However, privileged identities aren’t managed by standard IAM systems. Unlike user identities, privileged identities aren’t typically provisioned. Instead, they appear on the network whenever physical and virtual IT assets get deployed or changed. As a result, it’s necessary to discover and track privileged identities with software that’s separate from conventional IAM. That’s where Privileged Access Management (PAM) comes in.

Privileged identities are separate from user identities. They’re different technologies. Industry analysts write about them in separate reports. Software vendors usually specialize in one or the other. At a fundamental level, the idea of a regular user and a privileged user are different.

If user identities are the keys that employees carry to open the front door of the office, privileged identities are the keys used by the security guards to get into every door in the office building.

User identities are tied to a particular person. All the things in the IT infrastructure connected to that particular person are traced to his or her digital identity.

Privileged identities, on the other hand, are not mapped to a single person. They’re used by many people and sometimes these are not even used by people, like the privileged identities created to run service accounts. So, PAM must account for the fact that the people using a privileged identity may be different at any given time. Therefore, it’s essential to have a way to track who has privileged access, and control what they are doing with that access.

Automating Cybersecurity with Privileged Access Management

Now, let’s bring this back to the question posed at the start. If it’s inevitable that intruders will get in, how will I protect my organization after hackers breach our network perimeter?

Traditional perimeter security tools can’t cope with advanced cyberattacks or carefully crafted social engineering exploits. Once the intruders penetrate the perimeter, conventional IAM solutions don’t defend the powerful privileged identities that attackers need to accomplish their nefarious plans.

But PAM technology does. With a PAM solution you can automatically discover all the privileged accounts throughout your cross-platform network. Just one vulnerable account can open up your entire network to compromise. Manually finding and tracking all the privileged accounts in large enterprise environments is virtually impossible. And if you can’t find your privileged accounts, you can’t secure them. But just because you may not know where all your privileged accounts reside, doesn’t mean the bad guys can’t locate them – and exploit them. So, finding your privileged accounts is step one.

Securing them is step two.
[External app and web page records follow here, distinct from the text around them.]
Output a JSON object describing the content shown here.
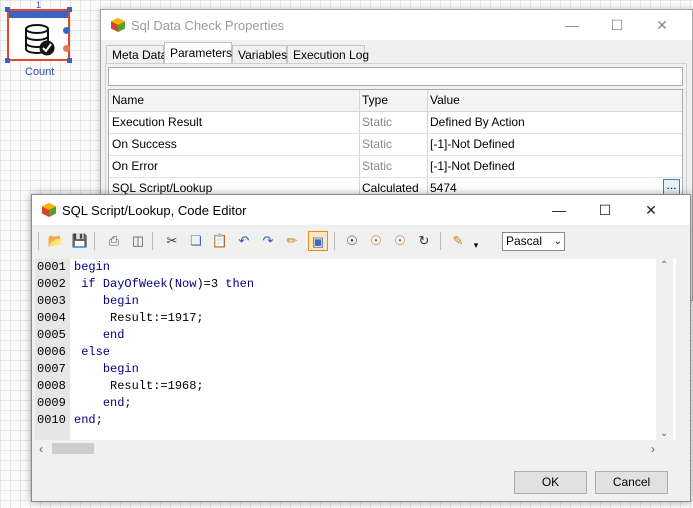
{
  "canvas": {
    "node_number": "1",
    "node_caption": "Count"
  },
  "properties_window": {
    "title": "Sql Data Check Properties",
    "controls": {
      "minimize": "—",
      "maximize": "☐",
      "close": "✕"
    },
    "tabs": [
      {
        "label": "Meta Data",
        "active": false
      },
      {
        "label": "Parameters",
        "active": true
      },
      {
        "label": "Variables",
        "active": false
      },
      {
        "label": "Execution Log",
        "active": false
      }
    ],
    "grid": {
      "columns": [
        "Name",
        "Type",
        "Value"
      ],
      "rows": [
        {
          "name": "Execution Result",
          "type": "Static",
          "value": "Defined By Action"
        },
        {
          "name": "On Success",
          "type": "Static",
          "value": "[-1]-Not Defined"
        },
        {
          "name": "On Error",
          "type": "Static",
          "value": "[-1]-Not Defined"
        },
        {
          "name": "SQL Script/Lookup",
          "type": "Calculated",
          "value": "5474",
          "ellipsis": "..."
        }
      ]
    }
  },
  "editor_window": {
    "title": "SQL Script/Lookup, Code Editor",
    "controls": {
      "minimize": "—",
      "maximize": "☐",
      "close": "✕"
    },
    "toolbar": {
      "language": "Pascal",
      "icons": [
        "open-folder-icon",
        "save-icon",
        "print-icon",
        "print-preview-icon",
        "cut-icon",
        "copy-icon",
        "paste-icon",
        "undo-icon",
        "redo-icon",
        "clear-icon",
        "window-toggle-icon",
        "find-icon",
        "find-next-icon",
        "replace-icon",
        "goto-icon",
        "bookmark-icon"
      ]
    },
    "code_lines": [
      {
        "num": "0001",
        "parts": [
          [
            "kw",
            "begin"
          ]
        ]
      },
      {
        "num": "0002",
        "parts": [
          [
            "t",
            " "
          ],
          [
            "kw",
            "if"
          ],
          [
            "t",
            " "
          ],
          [
            "fn",
            "DayOfWeek"
          ],
          [
            "t",
            "("
          ],
          [
            "fn",
            "Now"
          ],
          [
            "t",
            ")=3 "
          ],
          [
            "kw",
            "then"
          ]
        ]
      },
      {
        "num": "0003",
        "parts": [
          [
            "t",
            "    "
          ],
          [
            "kw",
            "begin"
          ]
        ]
      },
      {
        "num": "0004",
        "parts": [
          [
            "t",
            "     Result:=1917;"
          ]
        ]
      },
      {
        "num": "0005",
        "parts": [
          [
            "t",
            "    "
          ],
          [
            "kw",
            "end"
          ]
        ]
      },
      {
        "num": "0006",
        "parts": [
          [
            "t",
            " "
          ],
          [
            "kw",
            "else"
          ]
        ]
      },
      {
        "num": "0007",
        "parts": [
          [
            "t",
            "    "
          ],
          [
            "kw",
            "begin"
          ]
        ]
      },
      {
        "num": "0008",
        "parts": [
          [
            "t",
            "     Result:=1968;"
          ]
        ]
      },
      {
        "num": "0009",
        "parts": [
          [
            "t",
            "    "
          ],
          [
            "kw",
            "end"
          ],
          [
            "t",
            ";"
          ]
        ]
      },
      {
        "num": "0010",
        "parts": [
          [
            "kw",
            "end"
          ],
          [
            "t",
            ";"
          ]
        ]
      }
    ],
    "buttons": {
      "ok": "OK",
      "cancel": "Cancel"
    }
  }
}
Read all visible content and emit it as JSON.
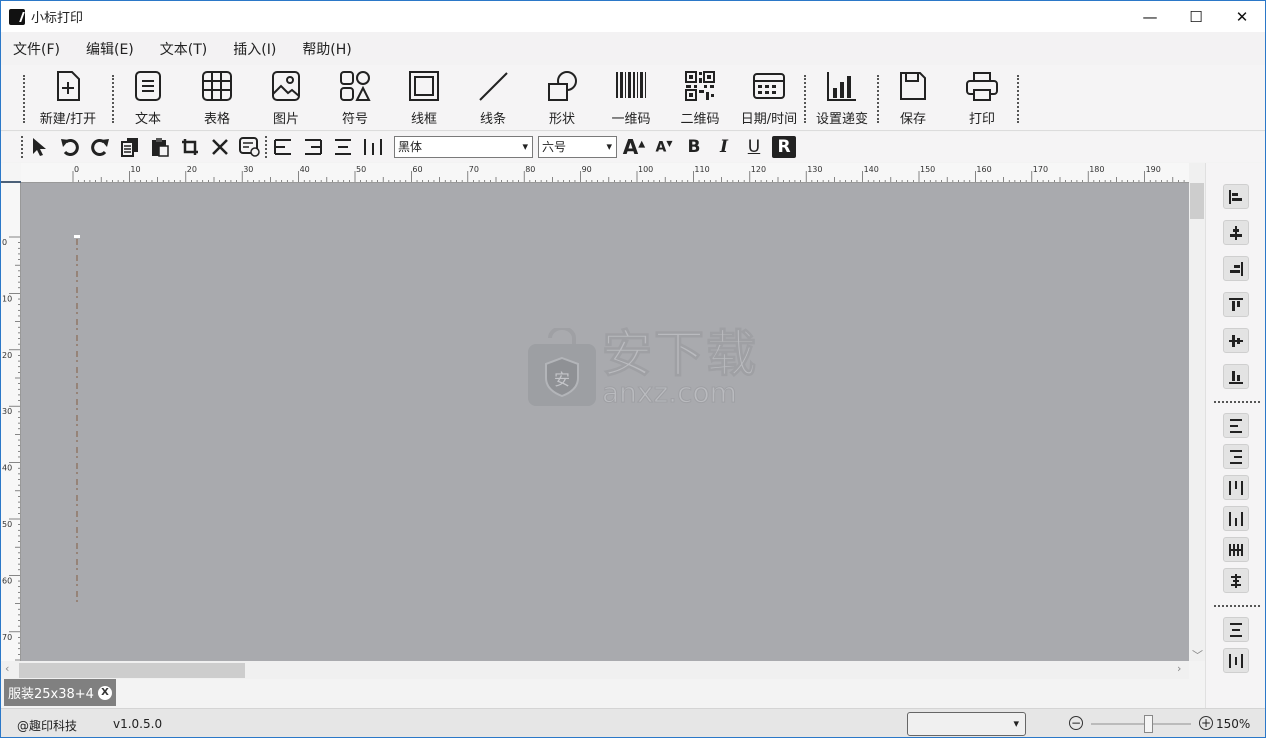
{
  "window": {
    "title": "小标打印",
    "controls": {
      "minimize": "—",
      "maximize": "☐",
      "close": "✕"
    }
  },
  "menu": [
    "文件(F)",
    "编辑(E)",
    "文本(T)",
    "插入(I)",
    "帮助(H)"
  ],
  "toolbar": {
    "items": [
      {
        "label": "新建/打开",
        "icon": "new-file-icon"
      },
      {
        "label": "文本",
        "icon": "text-icon"
      },
      {
        "label": "表格",
        "icon": "table-icon"
      },
      {
        "label": "图片",
        "icon": "image-icon"
      },
      {
        "label": "符号",
        "icon": "symbol-icon"
      },
      {
        "label": "线框",
        "icon": "frame-icon"
      },
      {
        "label": "线条",
        "icon": "line-icon"
      },
      {
        "label": "形状",
        "icon": "shape-icon"
      },
      {
        "label": "一维码",
        "icon": "barcode-icon"
      },
      {
        "label": "二维码",
        "icon": "qrcode-icon"
      },
      {
        "label": "日期/时间",
        "icon": "calendar-icon"
      },
      {
        "label": "设置递变",
        "icon": "increment-icon"
      },
      {
        "label": "保存",
        "icon": "save-icon"
      },
      {
        "label": "打印",
        "icon": "printer-icon"
      }
    ]
  },
  "format": {
    "font_family": "黑体",
    "font_size": "六号",
    "bold": "B",
    "italic": "I",
    "underline": "U",
    "rotate": "R"
  },
  "ruler": {
    "h_labels": [
      "0",
      "10",
      "20",
      "30",
      "40",
      "50",
      "60",
      "70",
      "80",
      "90",
      "100",
      "110",
      "120",
      "130",
      "140",
      "150",
      "160",
      "170",
      "180",
      "190"
    ],
    "v_labels": [
      "0",
      "10",
      "20",
      "30",
      "40",
      "50",
      "60",
      "70"
    ]
  },
  "watermark": {
    "big": "安下载",
    "small": "anxz.com",
    "shield_char": "安"
  },
  "doc_tab": {
    "name": "服装25x38+4",
    "close": "X"
  },
  "status": {
    "company": "@趣印科技",
    "version": "v1.0.5.0",
    "dropdown_value": "",
    "zoom": "150%",
    "zoom_level_percent": 150
  },
  "colors": {
    "canvas": "#a9aaae",
    "accent": "#2b78c8"
  }
}
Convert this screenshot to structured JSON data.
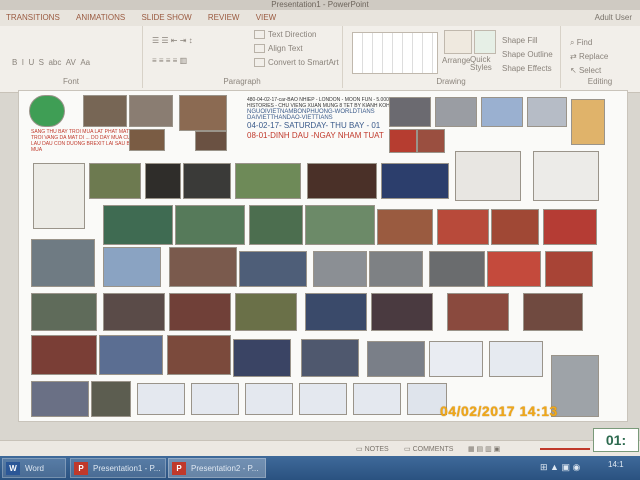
{
  "app": {
    "title": "Presentation1 - PowerPoint",
    "tabs": [
      "TRANSITIONS",
      "ANIMATIONS",
      "SLIDE SHOW",
      "REVIEW",
      "VIEW"
    ],
    "account": "Adult User"
  },
  "ribbon": {
    "groups": [
      "Font",
      "Paragraph",
      "Drawing",
      "Editing"
    ],
    "text_direction": "Text Direction",
    "align_text": "Align Text",
    "convert_smartart": "Convert to SmartArt",
    "arrange": "Arrange",
    "quick_styles": "Quick Styles",
    "shape_fill": "Shape Fill",
    "shape_outline": "Shape Outline",
    "shape_effects": "Shape Effects",
    "find": "Find",
    "replace": "Replace",
    "select": "Select"
  },
  "slide": {
    "header_line1": "480-04-02-17-car-BAO NHIEP - LONDON - MOON FUN - 5.000 YEAR",
    "header_line2": "HISTORIES - CHU VIENG XUAN MUNG 8 TET BY KIANH KOH",
    "site1": "NGUOIVIETNAMBONPHUONG-WORLDTIANS",
    "site2": "DAIVIETTHANDAO-VIETTIANS",
    "date_line1": "04-02-17- SATURDAY- THU BAY - 01",
    "date_line2": "08-01-DINH DAU -NGAY NHAM TUAT",
    "red_text": "SANG THU BAY TROI MUA LAT PHAT MAT TROI VANG DA MAT DI ... DO DAY MUA CUC LAU DAU CON DUONG BREXIT LAI SAU BAN MUA"
  },
  "status": {
    "notes": "NOTES",
    "comments": "COMMENTS",
    "zoom_display": "01:"
  },
  "taskbar": {
    "items": [
      "Word",
      "Presentation1 - P...",
      "Presentation2 - P..."
    ],
    "clock": "14:1"
  },
  "overlay": {
    "camera_timestamp": "04/02/2017  14:13"
  },
  "colors": {
    "accent_red": "#c0392b",
    "timestamp": "#f0a818",
    "taskbar": "#2a5280"
  }
}
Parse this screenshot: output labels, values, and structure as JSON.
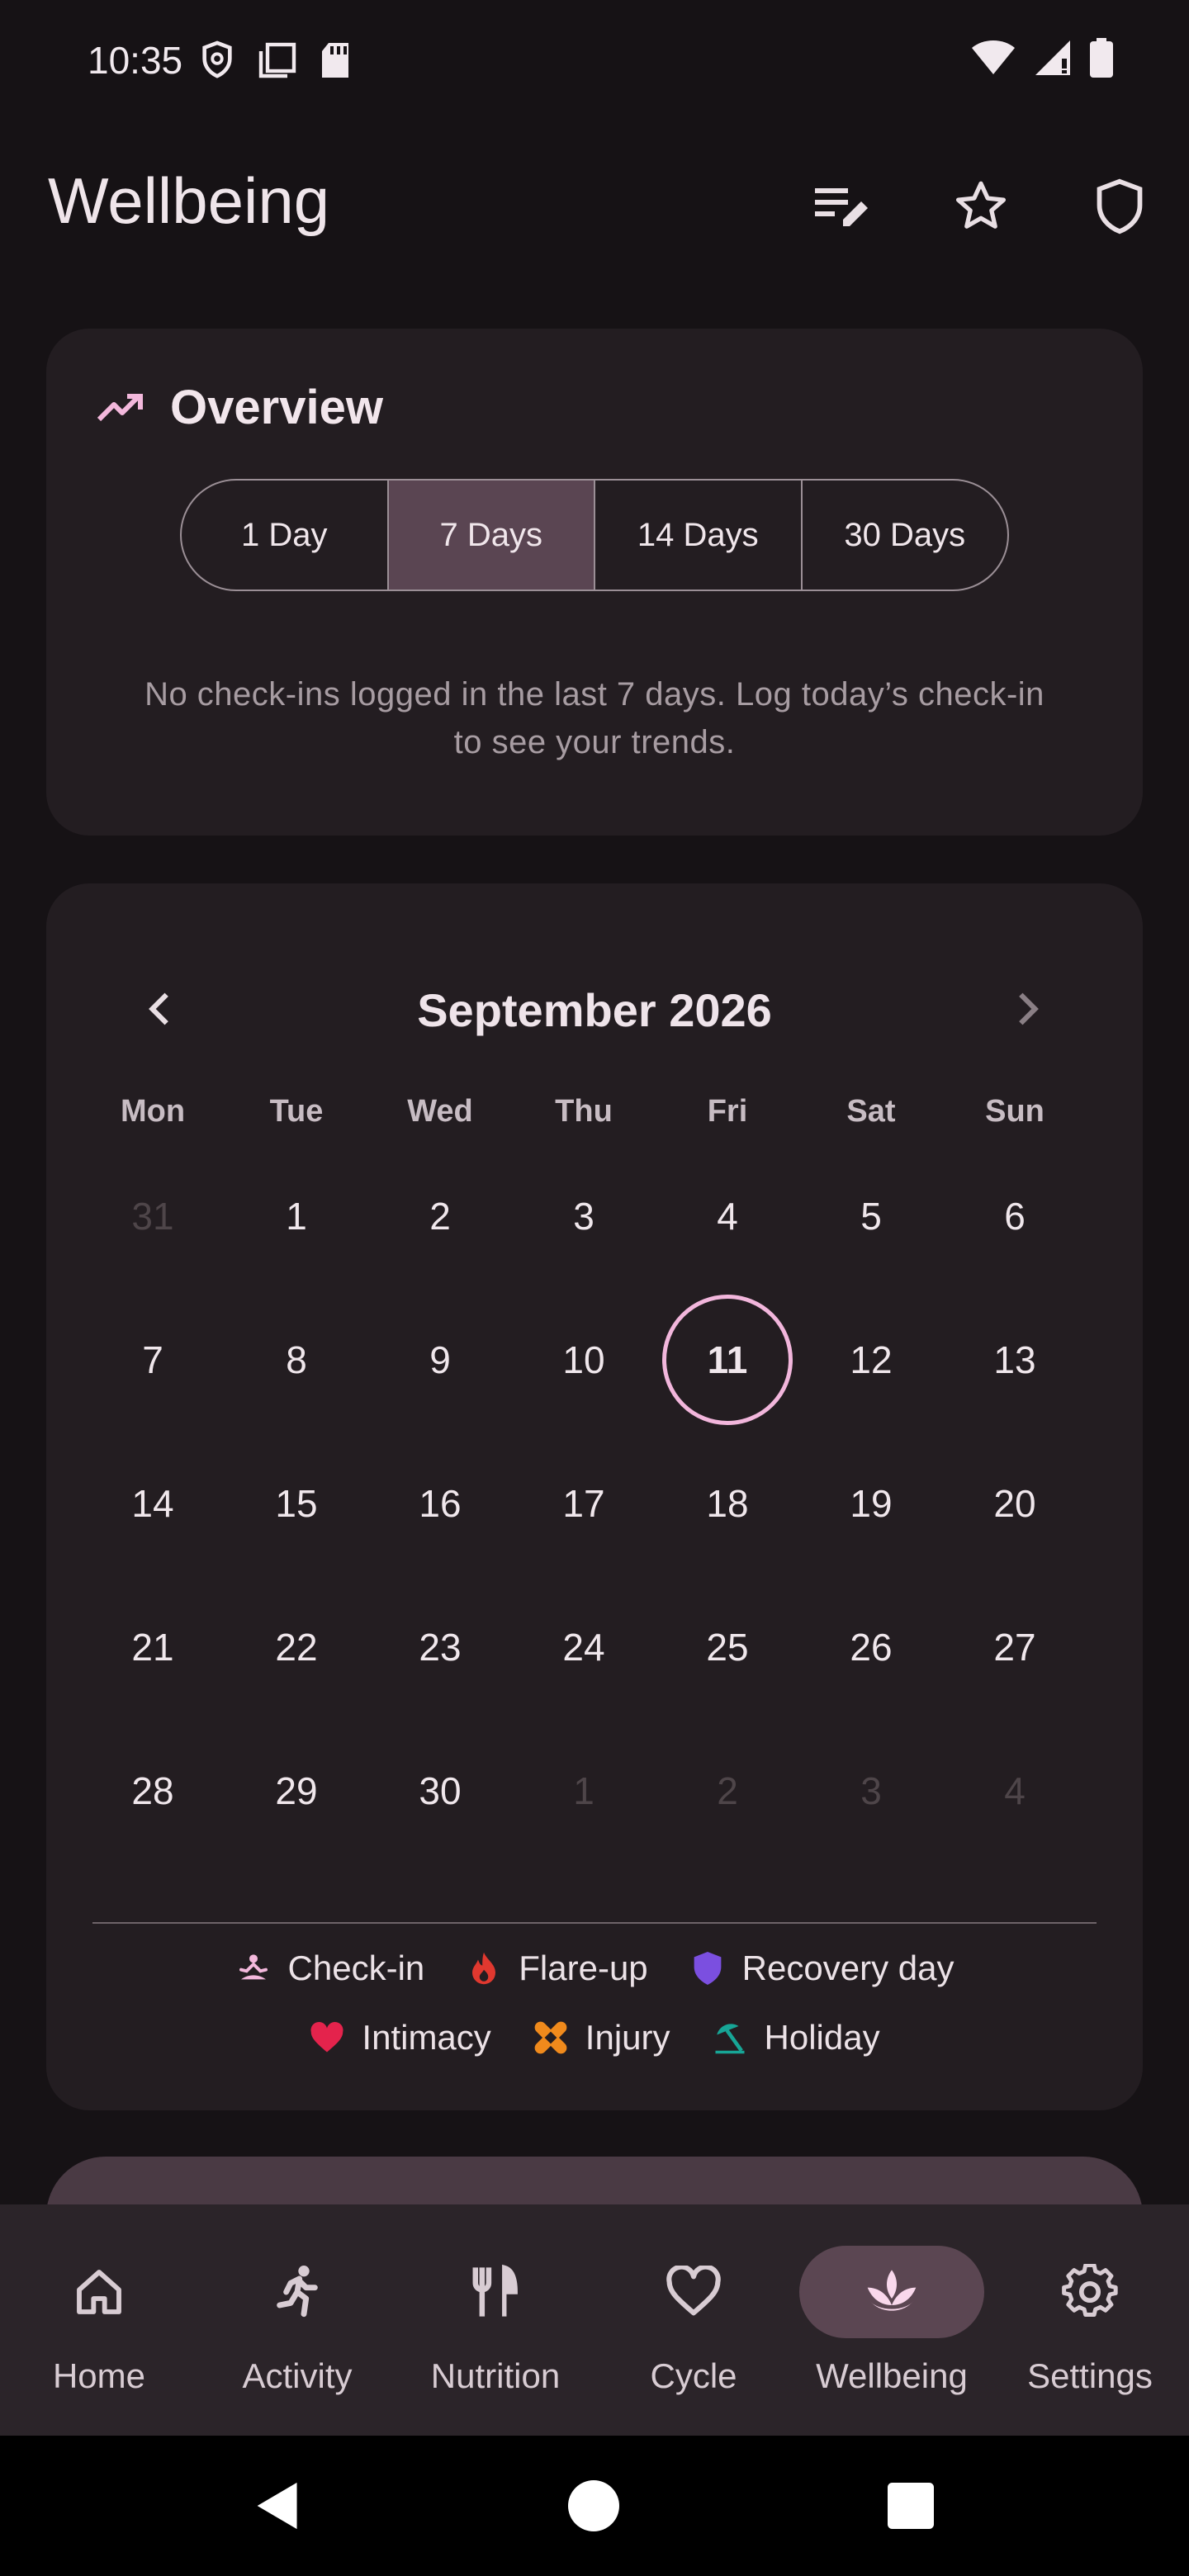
{
  "status_bar": {
    "time": "10:35",
    "left_icons": [
      "shield-icon",
      "screen-icon",
      "sd-card-icon"
    ],
    "right_icons": [
      "wifi-icon",
      "signal-icon",
      "battery-icon"
    ]
  },
  "app_bar": {
    "title": "Wellbeing",
    "actions": [
      "edit-list-icon",
      "star-icon",
      "shield-icon"
    ]
  },
  "overview": {
    "title": "Overview",
    "icon": "trending-up-icon",
    "ranges": [
      "1 Day",
      "7 Days",
      "14 Days",
      "30 Days"
    ],
    "selected_range": "7 Days",
    "empty_message": "No check-ins logged in the last 7 days. Log today’s check-in to see your trends."
  },
  "calendar": {
    "month_label": "September 2026",
    "weekdays": [
      "Mon",
      "Tue",
      "Wed",
      "Thu",
      "Fri",
      "Sat",
      "Sun"
    ],
    "weeks": [
      [
        "31",
        "1",
        "2",
        "3",
        "4",
        "5",
        "6"
      ],
      [
        "7",
        "8",
        "9",
        "10",
        "11",
        "12",
        "13"
      ],
      [
        "14",
        "15",
        "16",
        "17",
        "18",
        "19",
        "20"
      ],
      [
        "21",
        "22",
        "23",
        "24",
        "25",
        "26",
        "27"
      ],
      [
        "28",
        "29",
        "30",
        "1",
        "2",
        "3",
        "4"
      ]
    ],
    "today": "11",
    "legend": [
      {
        "label": "Check-in",
        "icon": "meditation-icon",
        "color": "#f3b8dc"
      },
      {
        "label": "Flare-up",
        "icon": "flame-icon",
        "color": "#e0382f"
      },
      {
        "label": "Recovery day",
        "icon": "shield-icon",
        "color": "#7b4fe0"
      },
      {
        "label": "Intimacy",
        "icon": "heart-icon",
        "color": "#e4234c"
      },
      {
        "label": "Injury",
        "icon": "bandage-icon",
        "color": "#f08a1c"
      },
      {
        "label": "Holiday",
        "icon": "umbrella-beach-icon",
        "color": "#17a596"
      }
    ]
  },
  "bottom_nav": {
    "items": [
      {
        "label": "Home",
        "icon": "home-icon"
      },
      {
        "label": "Activity",
        "icon": "running-icon"
      },
      {
        "label": "Nutrition",
        "icon": "fork-knife-icon"
      },
      {
        "label": "Cycle",
        "icon": "heart-outline-icon"
      },
      {
        "label": "Wellbeing",
        "icon": "lotus-icon"
      },
      {
        "label": "Settings",
        "icon": "gear-icon"
      }
    ],
    "active": "Wellbeing"
  },
  "system_nav": [
    "back-icon",
    "home-circle-icon",
    "recents-icon"
  ]
}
That involves generating unique and cryptographically complex credentials for each account – and continuously updating them. Manual password change processes can’t keep up with the scale required in large organizations. But with automated PAM technology you can change these credentials as frequently as your policies require – even every couple of hours. That effectively negates advanced cyberattacks like zero days and keeps intruders from nesting in your environment. The reason being, even when an intruder steals one of your credentials, that stolen credential is time-limited and unique. So, it can’t be leveraged to leapfrog between systems and anonymously extract data.

Once an automated PAM solution finds your privileged accounts and then secures them, the next step is controlling access. Modern PAM technology can ensure that only authorized individuals have access to your powerful privileged accounts and only in a fully audited manner. There’s no more mystery around who had access to what and when.